As I’ll explain in more detail in my comments on the FTC’s privacy report (due next Friday), I’ve argued for the last two and half years that user empowering users to make their own choices about online privacy is, in combination with education and enforcement of existing laws, the best way to start adddressing online privacy concerns. In principle, some kind of “Do Not Track” mechanism could be a valuable user empowerment tool.
But actually implementing “Do Not Track” without killing advertising won’t be easy.
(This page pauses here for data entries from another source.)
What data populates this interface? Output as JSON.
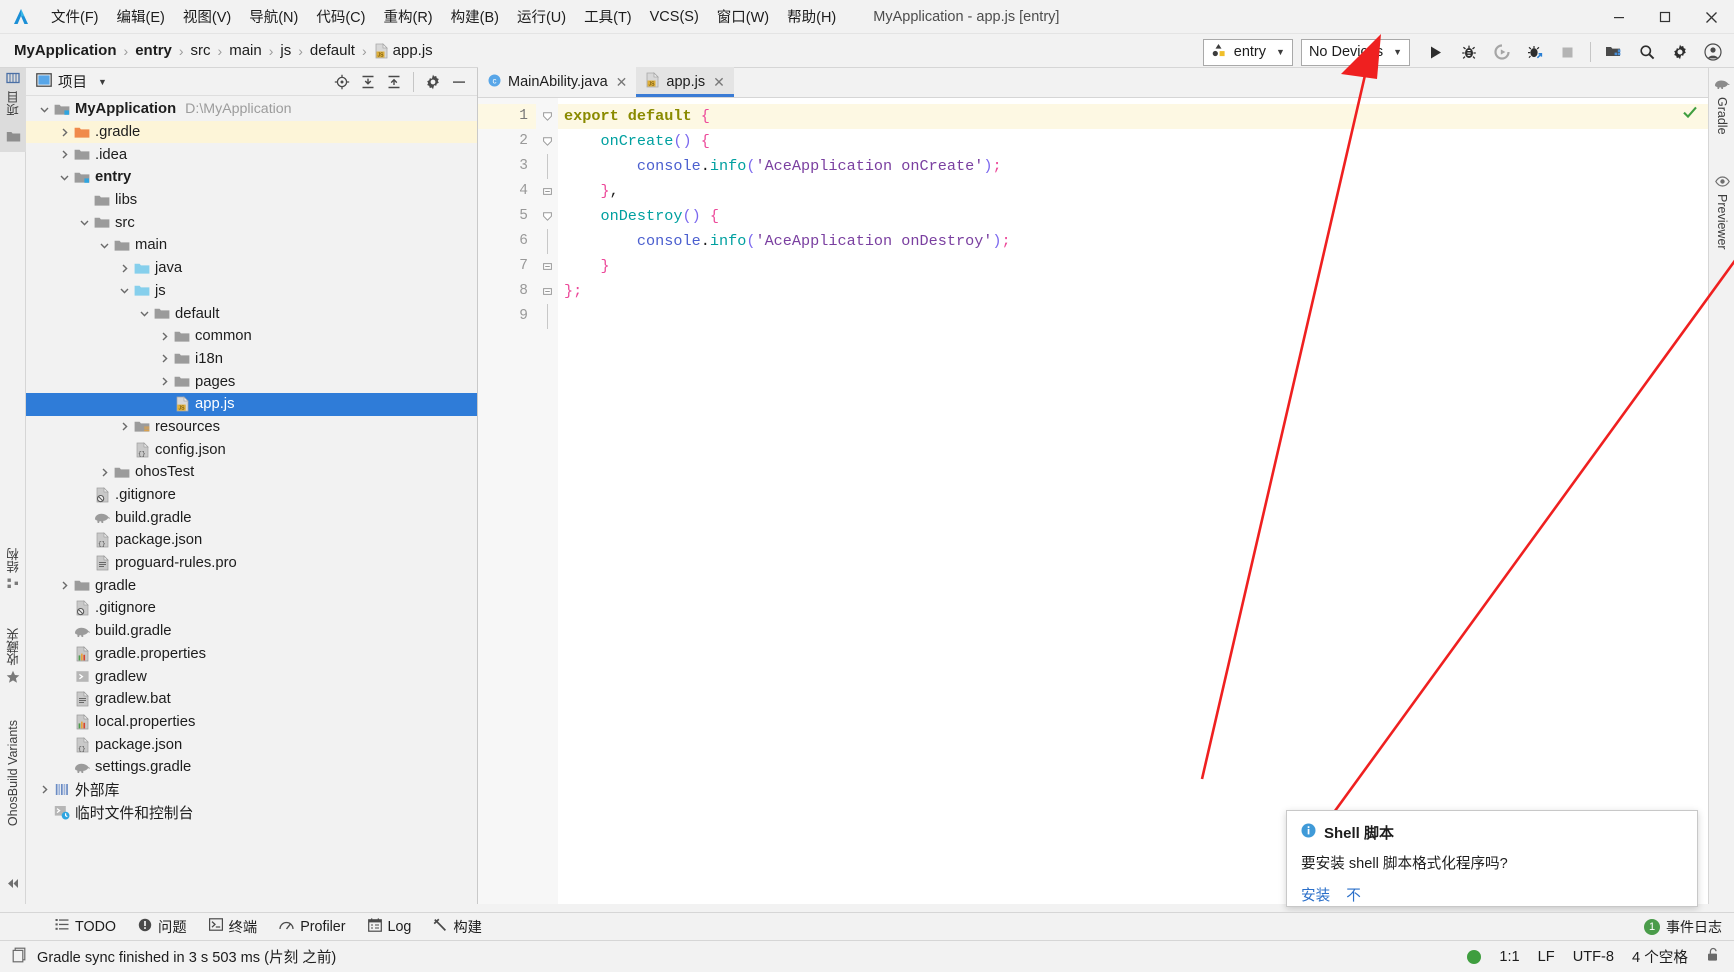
{
  "window": {
    "title": "MyApplication - app.js [entry]",
    "logo_icon": "deveco-logo-icon",
    "minimize_icon": "minimize-icon",
    "maximize_icon": "maximize-icon",
    "close_icon": "close-icon"
  },
  "menubar": {
    "items": [
      {
        "label": "文件(F)"
      },
      {
        "label": "编辑(E)"
      },
      {
        "label": "视图(V)"
      },
      {
        "label": "导航(N)"
      },
      {
        "label": "代码(C)"
      },
      {
        "label": "重构(R)"
      },
      {
        "label": "构建(B)"
      },
      {
        "label": "运行(U)"
      },
      {
        "label": "工具(T)"
      },
      {
        "label": "VCS(S)"
      },
      {
        "label": "窗口(W)"
      },
      {
        "label": "帮助(H)"
      }
    ]
  },
  "breadcrumb": {
    "items": [
      {
        "label": "MyApplication",
        "bold": true
      },
      {
        "label": "entry",
        "bold": true
      },
      {
        "label": "src",
        "bold": false
      },
      {
        "label": "main",
        "bold": false
      },
      {
        "label": "js",
        "bold": false
      },
      {
        "label": "default",
        "bold": false
      },
      {
        "label": "app.js",
        "bold": false,
        "icon": "js-file-icon"
      }
    ],
    "separator": "›"
  },
  "toolbar": {
    "module_selector": {
      "label": "entry",
      "icon": "module-icon",
      "caret": "▼"
    },
    "device_selector": {
      "label": "No Devices",
      "caret": "▼"
    },
    "buttons": [
      {
        "name": "run-button",
        "icon": "play-icon"
      },
      {
        "name": "debug-button",
        "icon": "bug-icon"
      },
      {
        "name": "attach-debugger-button",
        "icon": "attach-debug-icon",
        "disabled": true
      },
      {
        "name": "profile-button",
        "icon": "bug-profile-icon"
      },
      {
        "name": "stop-button",
        "icon": "stop-square-icon",
        "disabled": true
      },
      {
        "name": "project-structure-button",
        "icon": "project-structure-icon"
      },
      {
        "name": "search-everywhere-button",
        "icon": "search-icon"
      },
      {
        "name": "settings-button",
        "icon": "gear-icon"
      },
      {
        "name": "account-button",
        "icon": "account-icon"
      }
    ]
  },
  "left_rail": {
    "top": [
      {
        "label": "项目",
        "icon": "project-tool-icon",
        "active": true
      },
      {
        "label": "",
        "icon": "folder-icon",
        "active": false
      }
    ],
    "bottom": [
      {
        "label": "结构",
        "icon": "structure-icon"
      },
      {
        "label": "收藏夹",
        "icon": "star-icon"
      },
      {
        "label": "OhosBuild Variants",
        "icon": "variants-icon"
      }
    ],
    "collapse_icon": "collapse-all-icon"
  },
  "right_rail": {
    "items": [
      {
        "label": "Gradle",
        "icon": "gradle-elephant-icon"
      },
      {
        "label": "Previewer",
        "icon": "eye-icon"
      }
    ]
  },
  "project_panel": {
    "header": {
      "title": "项目",
      "title_icon": "project-window-icon",
      "dropdown_caret": "▼",
      "actions": [
        {
          "name": "locate-file-icon"
        },
        {
          "name": "expand-all-icon"
        },
        {
          "name": "collapse-all-icon"
        },
        {
          "name": "gear-icon"
        },
        {
          "name": "hide-icon"
        }
      ]
    },
    "tree": [
      {
        "depth": 0,
        "arrow": "down",
        "icon": "module-folder-icon",
        "label": "MyApplication",
        "bold": true,
        "path": "D:\\MyApplication",
        "state": "normal"
      },
      {
        "depth": 1,
        "arrow": "right",
        "icon": "folder-orange-icon",
        "label": ".gradle",
        "bold": false,
        "path": "",
        "state": "highlight"
      },
      {
        "depth": 1,
        "arrow": "right",
        "icon": "folder-icon",
        "label": ".idea",
        "bold": false,
        "path": "",
        "state": "normal"
      },
      {
        "depth": 1,
        "arrow": "down",
        "icon": "module-folder-icon",
        "label": "entry",
        "bold": true,
        "path": "",
        "state": "normal"
      },
      {
        "depth": 2,
        "arrow": "none",
        "icon": "folder-icon",
        "label": "libs",
        "bold": false,
        "path": "",
        "state": "normal"
      },
      {
        "depth": 2,
        "arrow": "down",
        "icon": "folder-icon",
        "label": "src",
        "bold": false,
        "path": "",
        "state": "normal"
      },
      {
        "depth": 3,
        "arrow": "down",
        "icon": "folder-icon",
        "label": "main",
        "bold": false,
        "path": "",
        "state": "normal"
      },
      {
        "depth": 4,
        "arrow": "right",
        "icon": "folder-blue-icon",
        "label": "java",
        "bold": false,
        "path": "",
        "state": "normal"
      },
      {
        "depth": 4,
        "arrow": "down",
        "icon": "folder-blue-icon",
        "label": "js",
        "bold": false,
        "path": "",
        "state": "normal"
      },
      {
        "depth": 5,
        "arrow": "down",
        "icon": "folder-icon",
        "label": "default",
        "bold": false,
        "path": "",
        "state": "normal"
      },
      {
        "depth": 6,
        "arrow": "right",
        "icon": "folder-icon",
        "label": "common",
        "bold": false,
        "path": "",
        "state": "normal"
      },
      {
        "depth": 6,
        "arrow": "right",
        "icon": "folder-icon",
        "label": "i18n",
        "bold": false,
        "path": "",
        "state": "normal"
      },
      {
        "depth": 6,
        "arrow": "right",
        "icon": "folder-icon",
        "label": "pages",
        "bold": false,
        "path": "",
        "state": "normal"
      },
      {
        "depth": 6,
        "arrow": "none",
        "icon": "js-file-icon",
        "label": "app.js",
        "bold": false,
        "path": "",
        "state": "selected"
      },
      {
        "depth": 4,
        "arrow": "right",
        "icon": "resources-folder-icon",
        "label": "resources",
        "bold": false,
        "path": "",
        "state": "normal"
      },
      {
        "depth": 4,
        "arrow": "none",
        "icon": "json-file-icon",
        "label": "config.json",
        "bold": false,
        "path": "",
        "state": "normal"
      },
      {
        "depth": 3,
        "arrow": "right",
        "icon": "folder-icon",
        "label": "ohosTest",
        "bold": false,
        "path": "",
        "state": "normal"
      },
      {
        "depth": 2,
        "arrow": "none",
        "icon": "gitignore-file-icon",
        "label": ".gitignore",
        "bold": false,
        "path": "",
        "state": "normal"
      },
      {
        "depth": 2,
        "arrow": "none",
        "icon": "gradle-file-icon",
        "label": "build.gradle",
        "bold": false,
        "path": "",
        "state": "normal"
      },
      {
        "depth": 2,
        "arrow": "none",
        "icon": "json-file-icon",
        "label": "package.json",
        "bold": false,
        "path": "",
        "state": "normal"
      },
      {
        "depth": 2,
        "arrow": "none",
        "icon": "text-file-icon",
        "label": "proguard-rules.pro",
        "bold": false,
        "path": "",
        "state": "normal"
      },
      {
        "depth": 1,
        "arrow": "right",
        "icon": "folder-icon",
        "label": "gradle",
        "bold": false,
        "path": "",
        "state": "normal"
      },
      {
        "depth": 1,
        "arrow": "none",
        "icon": "gitignore-file-icon",
        "label": ".gitignore",
        "bold": false,
        "path": "",
        "state": "normal"
      },
      {
        "depth": 1,
        "arrow": "none",
        "icon": "gradle-file-icon",
        "label": "build.gradle",
        "bold": false,
        "path": "",
        "state": "normal"
      },
      {
        "depth": 1,
        "arrow": "none",
        "icon": "properties-file-icon",
        "label": "gradle.properties",
        "bold": false,
        "path": "",
        "state": "normal"
      },
      {
        "depth": 1,
        "arrow": "none",
        "icon": "script-file-icon",
        "label": "gradlew",
        "bold": false,
        "path": "",
        "state": "normal"
      },
      {
        "depth": 1,
        "arrow": "none",
        "icon": "text-file-icon",
        "label": "gradlew.bat",
        "bold": false,
        "path": "",
        "state": "normal"
      },
      {
        "depth": 1,
        "arrow": "none",
        "icon": "properties-file-icon",
        "label": "local.properties",
        "bold": false,
        "path": "",
        "state": "normal"
      },
      {
        "depth": 1,
        "arrow": "none",
        "icon": "json-file-icon",
        "label": "package.json",
        "bold": false,
        "path": "",
        "state": "normal"
      },
      {
        "depth": 1,
        "arrow": "none",
        "icon": "gradle-file-icon",
        "label": "settings.gradle",
        "bold": false,
        "path": "",
        "state": "normal"
      },
      {
        "depth": 0,
        "arrow": "right",
        "icon": "library-icon",
        "label": "外部库",
        "bold": false,
        "path": "",
        "state": "normal"
      },
      {
        "depth": 0,
        "arrow": "none",
        "icon": "scratches-icon",
        "label": "临时文件和控制台",
        "bold": false,
        "path": "",
        "state": "normal"
      }
    ]
  },
  "editor": {
    "tabs": [
      {
        "label": "MainAbility.java",
        "icon": "java-class-icon",
        "active": false,
        "close": "✕"
      },
      {
        "label": "app.js",
        "icon": "js-file-icon",
        "active": true,
        "close": "✕"
      }
    ],
    "inspection_status_icon": "inspection-ok-icon",
    "line_numbers": [
      "1",
      "2",
      "3",
      "4",
      "5",
      "6",
      "7",
      "8",
      "9"
    ],
    "current_line": 1,
    "code_lines": [
      {
        "n": 1,
        "fold": "collapse",
        "tokens": [
          {
            "t": "export default ",
            "c": "k-kw"
          },
          {
            "t": "{",
            "c": "k-brace"
          }
        ]
      },
      {
        "n": 2,
        "fold": "collapse",
        "tokens": [
          {
            "t": "    ",
            "c": "k-punc"
          },
          {
            "t": "onCreate",
            "c": "k-fn"
          },
          {
            "t": "()",
            "c": "k-paren"
          },
          {
            "t": " ",
            "c": "k-punc"
          },
          {
            "t": "{",
            "c": "k-brace"
          }
        ]
      },
      {
        "n": 3,
        "fold": "none",
        "tokens": [
          {
            "t": "        ",
            "c": "k-punc"
          },
          {
            "t": "console",
            "c": "k-obj"
          },
          {
            "t": ".",
            "c": "k-punc"
          },
          {
            "t": "info",
            "c": "k-fn"
          },
          {
            "t": "(",
            "c": "k-paren"
          },
          {
            "t": "'AceApplication onCreate'",
            "c": "k-str"
          },
          {
            "t": ")",
            "c": "k-paren"
          },
          {
            "t": ";",
            "c": "k-semi"
          }
        ]
      },
      {
        "n": 4,
        "fold": "end",
        "tokens": [
          {
            "t": "    ",
            "c": "k-punc"
          },
          {
            "t": "}",
            "c": "k-brace"
          },
          {
            "t": ",",
            "c": "k-punc"
          }
        ]
      },
      {
        "n": 5,
        "fold": "collapse",
        "tokens": [
          {
            "t": "    ",
            "c": "k-punc"
          },
          {
            "t": "onDestroy",
            "c": "k-fn"
          },
          {
            "t": "()",
            "c": "k-paren"
          },
          {
            "t": " ",
            "c": "k-punc"
          },
          {
            "t": "{",
            "c": "k-brace"
          }
        ]
      },
      {
        "n": 6,
        "fold": "none",
        "tokens": [
          {
            "t": "        ",
            "c": "k-punc"
          },
          {
            "t": "console",
            "c": "k-obj"
          },
          {
            "t": ".",
            "c": "k-punc"
          },
          {
            "t": "info",
            "c": "k-fn"
          },
          {
            "t": "(",
            "c": "k-paren"
          },
          {
            "t": "'AceApplication onDestroy'",
            "c": "k-str"
          },
          {
            "t": ")",
            "c": "k-paren"
          },
          {
            "t": ";",
            "c": "k-semi"
          }
        ]
      },
      {
        "n": 7,
        "fold": "end",
        "tokens": [
          {
            "t": "    ",
            "c": "k-punc"
          },
          {
            "t": "}",
            "c": "k-brace"
          }
        ]
      },
      {
        "n": 8,
        "fold": "end",
        "tokens": [
          {
            "t": "}",
            "c": "k-brace"
          },
          {
            "t": ";",
            "c": "k-semi"
          }
        ]
      },
      {
        "n": 9,
        "fold": "none",
        "tokens": []
      }
    ]
  },
  "annotation": {
    "arrow_color": "#ef2020",
    "description": "red-arrow-pointing-to-device-selector"
  },
  "notification": {
    "icon": "info-icon",
    "title": "Shell 脚本",
    "message": "要安装 shell 脚本格式化程序吗?",
    "actions": [
      {
        "label": "安装"
      },
      {
        "label": "不"
      }
    ]
  },
  "bottom_toolwindows": {
    "items": [
      {
        "label": "TODO",
        "icon": "todo-icon"
      },
      {
        "label": "问题",
        "icon": "problems-icon"
      },
      {
        "label": "终端",
        "icon": "terminal-icon"
      },
      {
        "label": "Profiler",
        "icon": "profiler-icon"
      },
      {
        "label": "Log",
        "icon": "log-icon"
      },
      {
        "label": "构建",
        "icon": "build-hammer-icon"
      }
    ],
    "event_log": {
      "count": "1",
      "label": "事件日志"
    }
  },
  "statusbar": {
    "icon": "status-doc-icon",
    "message": "Gradle sync finished in 3 s 503 ms (片刻 之前)",
    "indicator_color": "#3f9e3f",
    "caret_position": "1:1",
    "line_separator": "LF",
    "encoding": "UTF-8",
    "indent": "4 个空格",
    "lock_icon": "unlock-icon"
  }
}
Just as consumers need to be empowered to make effective privacy choices, so too must publishers of ad-supported websites be able to make explicit today’s implicit quid pro quo: Users who opt-out of tracking might have to see more ads, pay for content and so on.
Government cannot design a “marketplace for privacy” from the top down, nor predict the costs of forcing an explicit quid pro quo. It would be sadly ironic—as Adam Thierer and I pointed out over a year ago—if the same FTC that has agonized so much about the future of journalism wound up killing advertising, the golden goose that has sustained free media in this country for centuries.
The market is evolving quickly here, with two very different “Do Not Track” tools debuting in Internet Explorer 9 and Firefox 4 just this week. Ultimately, it is the Internet’s existing standards-setting bodies, not Congress or the FTC, that have the expertise to resolve such differences and make a “Do Not Track” mechanism work for both consumers and publishers, as well as advertisers and ad networks.